Friday, September 14, 2012

The NW Corner of Baltimore & Calvert Streets

The NW corner of Baltimore and Calvert  Streets has always been a busy one. As a matter of fact, up until the early 1800s, Baltimore Street was called Market Street and was the main shopping district until the Lexington/Howard street area became popular in the later part of the 19th century.

The first notable building to arise at the northwest corner of Baltimore and Calvert Streets was the Baltimore Museum, opened in 1829 by Rembrandt Peale after the sale of his family's original Museum on Holliday Street to the city of Baltimore for municipal offices. For over 40 years the Museum was operated by a succession of entrepreneurs - including, for a time, P.T. Barnum - until it was destroyed by fire in 1872.

Photo of a lithograph from my collection of E. Sachse's view looking west from Calvert Street on Market (Baltimore) Street circa 1850. This copy was made by A. Hoen and Co. sometime in the mid 1900s.
Similar view of Baltimore Street in 2012.
Photo of an original lithograph from my collection of view looking north on Calvert Street from Baltimore Street.
The Baltimore Museum after 1872 fire. Photo source Maryland Historical Society.
The site was purchased a year later by the Baltimore and Ohio Railroad, which commissioned local architect E. Francis Baldwin to design a building capable of holding all its various departments under one roof. Baldwin originally projected a five-story structure with arched window heads on every floor, but the railroad's growth in the late 1890s required that the building grow, too.  By the time it opened in 1882, it consisted of seven floors with arched window heads on only every other floor. Further railroad expansion required the addition of two more floors under a mansard roof in 1888. The building was destroyed in the 1904 Baltimore fire, after which the railroad moved its offices to a new building on North Charles Street.

 The Baltimore Street corner became the site of the Emerson Hotel, Joseph E. Sperry's entry in Baltimore's race to copy New York's Plaza Hotel. The 17-story Emerson opened in 1911 and closed in 1969. It was demolished in 1971.  
The Emerson Hotel was built, legend has it, because one sweltering hot afternoon in 1910 Capt. Isaac Emerson (the Bromo-Seltzer inventor) was dining in the Belvedere Hotel and became so hot that he took his coat off. The management reminded him that it was a hotel rule that gentlemen had to wear coats. So the cantankerous old captain allegedly said: "the hell with you, I'll build my own hotel." And so he did.

After years as a parking lot, the Bank of Baltimore Building was built and opened in 1989. 
Today the building is the main office of SunTrust Bank.
Looking north on Calvert Street towards Monument Square from Baltimore Street in 2012.


CharmCityHistory said...

I believe you mean Rembrandt Peale, not Reuben Peale for the creator and owner of the Baltimore Museum.

BaltoGirl said...

Thank you for the correction.

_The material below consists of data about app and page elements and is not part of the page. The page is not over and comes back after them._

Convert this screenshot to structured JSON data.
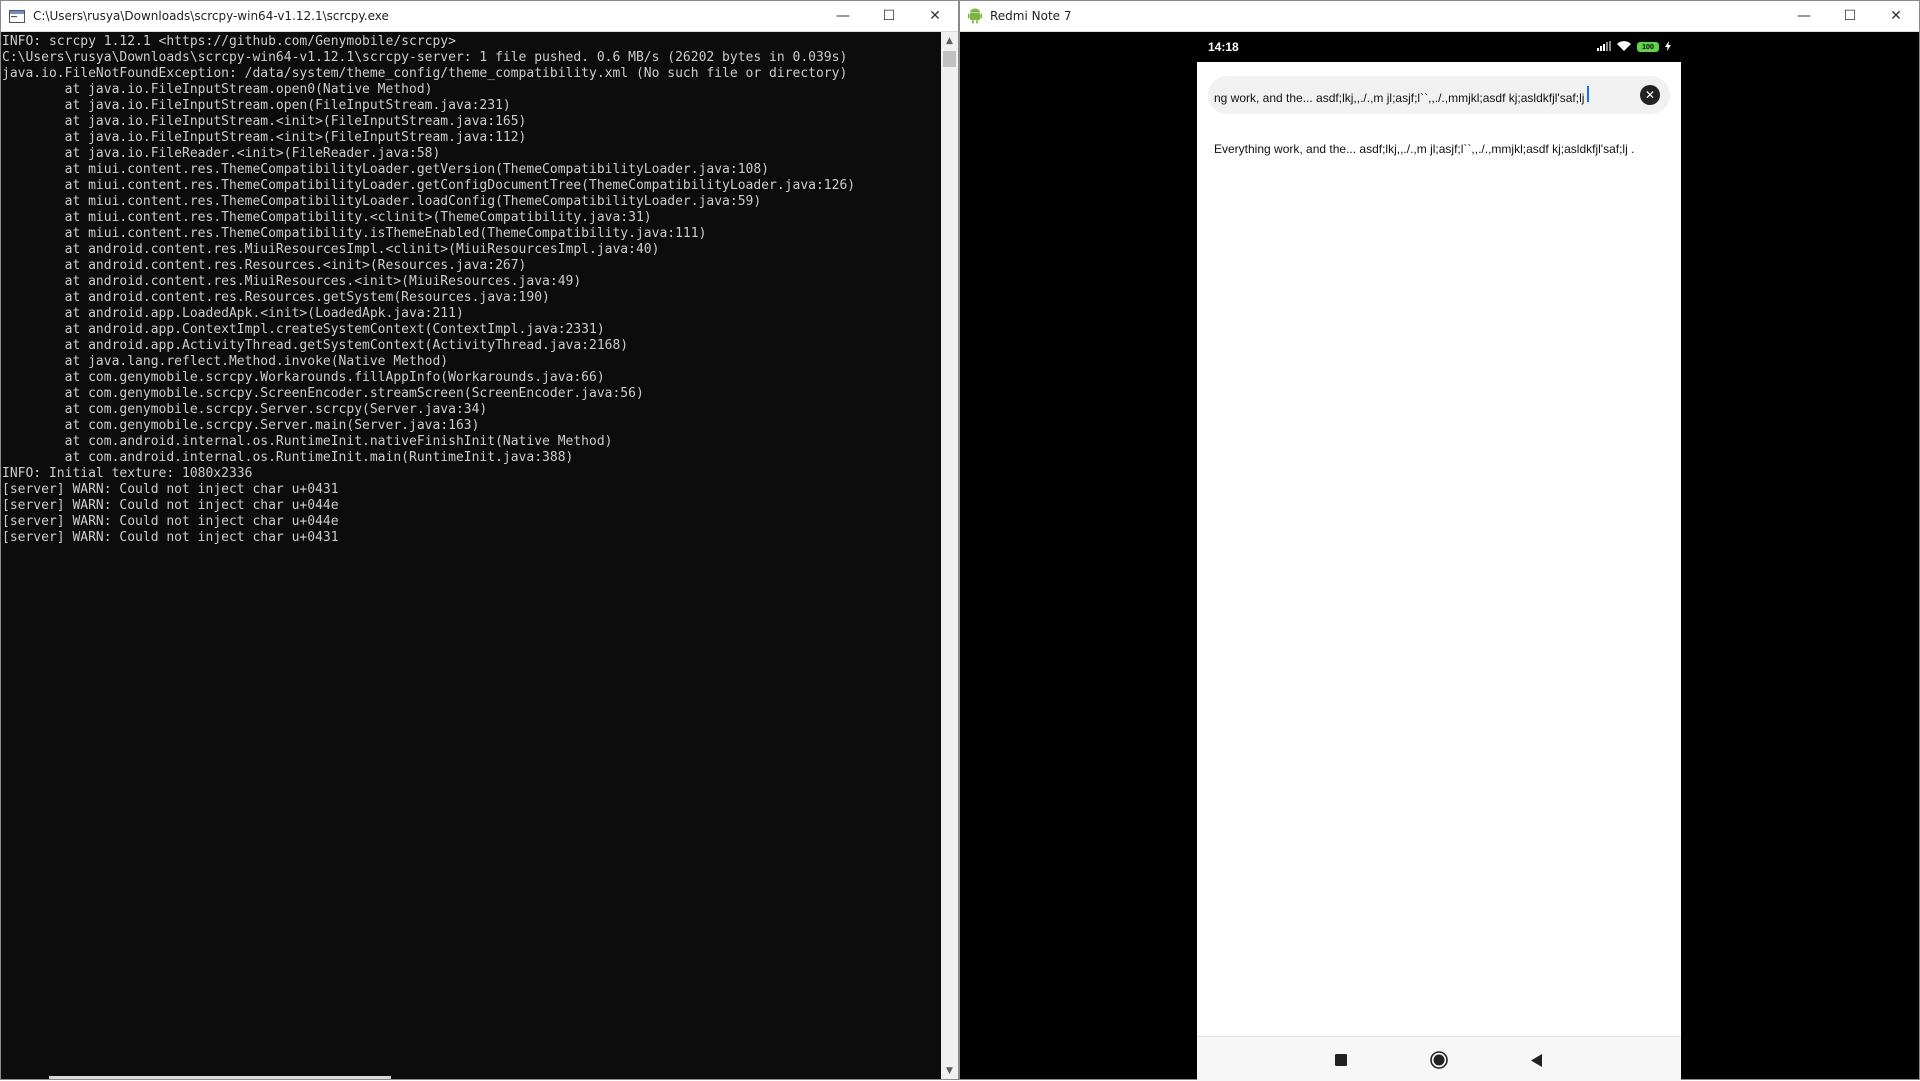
{
  "console_window": {
    "title": "C:\\Users\\rusya\\Downloads\\scrcpy-win64-v1.12.1\\scrcpy.exe",
    "controls": {
      "minimize": "—",
      "maximize": "☐",
      "close": "✕"
    },
    "lines": [
      "INFO: scrcpy 1.12.1 <https://github.com/Genymobile/scrcpy>",
      "C:\\Users\\rusya\\Downloads\\scrcpy-win64-v1.12.1\\scrcpy-server: 1 file pushed. 0.6 MB/s (26202 bytes in 0.039s)",
      "java.io.FileNotFoundException: /data/system/theme_config/theme_compatibility.xml (No such file or directory)",
      "        at java.io.FileInputStream.open0(Native Method)",
      "        at java.io.FileInputStream.open(FileInputStream.java:231)",
      "        at java.io.FileInputStream.<init>(FileInputStream.java:165)",
      "        at java.io.FileInputStream.<init>(FileInputStream.java:112)",
      "        at java.io.FileReader.<init>(FileReader.java:58)",
      "        at miui.content.res.ThemeCompatibilityLoader.getVersion(ThemeCompatibilityLoader.java:108)",
      "        at miui.content.res.ThemeCompatibilityLoader.getConfigDocumentTree(ThemeCompatibilityLoader.java:126)",
      "        at miui.content.res.ThemeCompatibilityLoader.loadConfig(ThemeCompatibilityLoader.java:59)",
      "        at miui.content.res.ThemeCompatibility.<clinit>(ThemeCompatibility.java:31)",
      "        at miui.content.res.ThemeCompatibility.isThemeEnabled(ThemeCompatibility.java:111)",
      "        at android.content.res.MiuiResourcesImpl.<clinit>(MiuiResourcesImpl.java:40)",
      "        at android.content.res.Resources.<init>(Resources.java:267)",
      "        at android.content.res.MiuiResources.<init>(MiuiResources.java:49)",
      "        at android.content.res.Resources.getSystem(Resources.java:190)",
      "        at android.app.LoadedApk.<init>(LoadedApk.java:211)",
      "        at android.app.ContextImpl.createSystemContext(ContextImpl.java:2331)",
      "        at android.app.ActivityThread.getSystemContext(ActivityThread.java:2168)",
      "        at java.lang.reflect.Method.invoke(Native Method)",
      "        at com.genymobile.scrcpy.Workarounds.fillAppInfo(Workarounds.java:66)",
      "        at com.genymobile.scrcpy.ScreenEncoder.streamScreen(ScreenEncoder.java:56)",
      "        at com.genymobile.scrcpy.Server.scrcpy(Server.java:34)",
      "        at com.genymobile.scrcpy.Server.main(Server.java:163)",
      "        at com.android.internal.os.RuntimeInit.nativeFinishInit(Native Method)",
      "        at com.android.internal.os.RuntimeInit.main(RuntimeInit.java:388)",
      "INFO: Initial texture: 1080x2336",
      "[server] WARN: Could not inject char u+0431",
      "[server] WARN: Could not inject char u+044e",
      "[server] WARN: Could not inject char u+044e",
      "[server] WARN: Could not inject char u+0431"
    ],
    "scroll": {
      "up": "▲",
      "down": "▼"
    }
  },
  "phone_window": {
    "title": "Redmi Note 7",
    "controls": {
      "minimize": "—",
      "maximize": "☐",
      "close": "✕"
    },
    "status_bar": {
      "time": "14:18",
      "battery": "100"
    },
    "search": {
      "value": "ng work, and the... asdf;lkj,,./.,m jl;asjf;l``,,./.,mmjkl;asdf kj;asldkfjl'saf;lj",
      "clear_icon": "✕"
    },
    "result_text": "Everything work, and the... asdf;lkj,,./.,m jl;asjf;l``,,./.,mmjkl;asdf kj;asldkfjl'saf;lj .",
    "icons": {
      "android": "android-icon",
      "signal": "signal-icon",
      "wifi": "wifi-icon",
      "battery": "battery-icon",
      "charging": "charging-icon",
      "recents": "recents-icon",
      "home": "home-icon",
      "back": "back-icon"
    },
    "colors": {
      "accent": "#1a73e8",
      "battery": "#5fd34a",
      "android": "#7cb342"
    }
  }
}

Post has been updated.

Anonymous said...

I love this blog! Just moved to MD a few years back and have made a hobby of looking into my newly adopted city's history. One of my favorite things to do is trying to identify the buildings on the famous 1911 downtown sketch by Edward Spofford. This blog helped me identify some of the more notable buildings that have since been razed, like the Emerson Hotel and Tower Building. It's a shame this blog no longer looks like it's updated.